Are fathers discouraging their sons from reading because it’s too “girly”?
Joanne Harris, bestselling author of the 1999 novel Chocolat (adapted into a memorable film starring Juliette Binoche, Johnny Depp and Judi Dench) and former teacher, suggested at this year’s Hay Festival that boys read less than girls at least in part because of their fathers’ misgivings. “When I was teaching boys particularly, I found that not only boys did not read as much as girls but they were put under much more pressure by parents, largely fathers, to do something else as if reading was girly,” she told the Festival on Monday, according to The Daily Mail. Boys, apparently, “ought to be out there playing rugby and doing healthy boy things.”
“It was a fight I had with parents over and over again, parents who say, ‘My boy reads too much,'” Harris said. (We here at Literary Hub are contractually obligated to assure you that there is no such thing as reading too much.)
But if fathers are feeling inclined to protect their sons from the “girly” pastime of book-reading, Harris lays the ultimate blame with the publishing industry itself. “There is just a feeling within the industry that men write things that are for posterity and therefore are important whereas women write for other women and therefore are slightly subhuman or a minority group somehow,” she said. “If influential people in the business think this, then it’s going to trickle down to the readership… I have met a lot of men who not only didn’t read books by women but were quite proud of it.”

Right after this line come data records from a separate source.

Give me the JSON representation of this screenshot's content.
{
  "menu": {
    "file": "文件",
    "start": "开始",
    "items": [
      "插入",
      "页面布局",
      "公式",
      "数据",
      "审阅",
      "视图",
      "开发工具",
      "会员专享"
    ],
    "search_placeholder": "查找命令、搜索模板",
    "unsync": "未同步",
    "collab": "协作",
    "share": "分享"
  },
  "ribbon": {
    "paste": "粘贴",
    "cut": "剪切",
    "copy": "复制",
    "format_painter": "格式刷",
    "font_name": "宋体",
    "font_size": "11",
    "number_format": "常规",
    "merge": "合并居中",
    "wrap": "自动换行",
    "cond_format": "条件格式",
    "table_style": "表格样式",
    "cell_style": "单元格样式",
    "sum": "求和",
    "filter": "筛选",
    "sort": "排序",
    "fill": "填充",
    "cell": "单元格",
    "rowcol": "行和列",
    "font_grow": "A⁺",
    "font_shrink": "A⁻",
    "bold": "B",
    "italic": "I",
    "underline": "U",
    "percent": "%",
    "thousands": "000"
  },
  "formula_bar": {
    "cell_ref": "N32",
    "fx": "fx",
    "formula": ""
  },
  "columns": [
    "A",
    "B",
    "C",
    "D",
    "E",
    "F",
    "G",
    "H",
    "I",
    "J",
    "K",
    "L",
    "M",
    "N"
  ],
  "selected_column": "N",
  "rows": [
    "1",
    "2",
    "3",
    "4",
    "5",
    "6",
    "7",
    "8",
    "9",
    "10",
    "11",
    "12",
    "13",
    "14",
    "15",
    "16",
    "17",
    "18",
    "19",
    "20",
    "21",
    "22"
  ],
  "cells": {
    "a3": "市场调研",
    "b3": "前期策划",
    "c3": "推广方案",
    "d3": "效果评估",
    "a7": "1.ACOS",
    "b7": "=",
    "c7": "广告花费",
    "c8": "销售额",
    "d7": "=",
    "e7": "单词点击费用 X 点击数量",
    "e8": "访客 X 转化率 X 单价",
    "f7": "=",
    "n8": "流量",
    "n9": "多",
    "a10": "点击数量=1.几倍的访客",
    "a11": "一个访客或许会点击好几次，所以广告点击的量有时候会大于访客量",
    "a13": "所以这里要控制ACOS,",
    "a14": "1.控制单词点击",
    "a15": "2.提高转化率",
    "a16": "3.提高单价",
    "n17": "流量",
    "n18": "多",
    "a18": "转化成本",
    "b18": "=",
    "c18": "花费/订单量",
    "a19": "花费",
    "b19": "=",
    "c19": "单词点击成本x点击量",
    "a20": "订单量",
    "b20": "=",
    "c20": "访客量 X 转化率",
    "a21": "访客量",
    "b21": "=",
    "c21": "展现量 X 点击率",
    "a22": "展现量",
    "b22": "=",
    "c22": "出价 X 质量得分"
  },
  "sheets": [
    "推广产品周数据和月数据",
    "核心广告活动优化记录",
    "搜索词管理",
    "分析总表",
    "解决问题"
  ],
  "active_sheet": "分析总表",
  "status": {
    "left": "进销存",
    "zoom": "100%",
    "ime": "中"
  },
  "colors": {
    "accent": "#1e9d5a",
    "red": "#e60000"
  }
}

Not a great stance, to be sure. As for Harris, she says she writes for “anybody with a pulse.” Hey, maybe that’s why she sells so many books.